* _YOUR GOAL_
Whenever a line in the data below includes the string "description", copy it out.

*** DATA FOR ANALYSIS Section Begins ***

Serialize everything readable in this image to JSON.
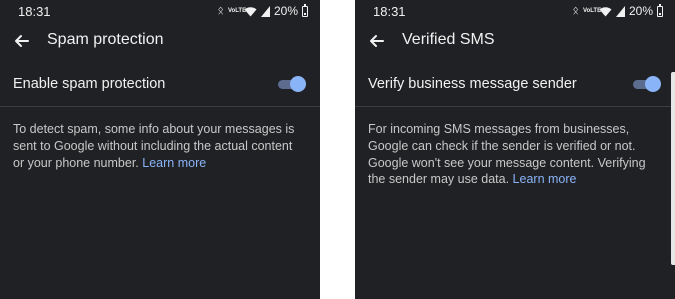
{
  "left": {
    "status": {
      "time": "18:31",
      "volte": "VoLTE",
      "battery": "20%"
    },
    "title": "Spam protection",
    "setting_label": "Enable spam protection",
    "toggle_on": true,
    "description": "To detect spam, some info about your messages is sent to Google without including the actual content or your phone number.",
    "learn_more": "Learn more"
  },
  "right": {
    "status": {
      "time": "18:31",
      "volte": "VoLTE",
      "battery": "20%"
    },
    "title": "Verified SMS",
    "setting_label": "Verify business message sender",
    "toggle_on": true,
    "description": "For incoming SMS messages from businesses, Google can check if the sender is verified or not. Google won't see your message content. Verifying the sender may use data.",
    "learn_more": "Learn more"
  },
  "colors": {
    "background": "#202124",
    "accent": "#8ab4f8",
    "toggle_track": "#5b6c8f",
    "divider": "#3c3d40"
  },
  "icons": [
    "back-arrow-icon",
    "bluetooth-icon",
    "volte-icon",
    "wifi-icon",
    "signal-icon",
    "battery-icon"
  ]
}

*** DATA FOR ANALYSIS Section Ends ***

* _RESPONSE AREA_
    "description": "To detect spam, some info about your messages is sent to Google without including the actual content or your phone number.",
    "description": "For incoming SMS messages from businesses, Google can check if the sender is verified or not. Google won't see your message content. Verifying the sender may use data.",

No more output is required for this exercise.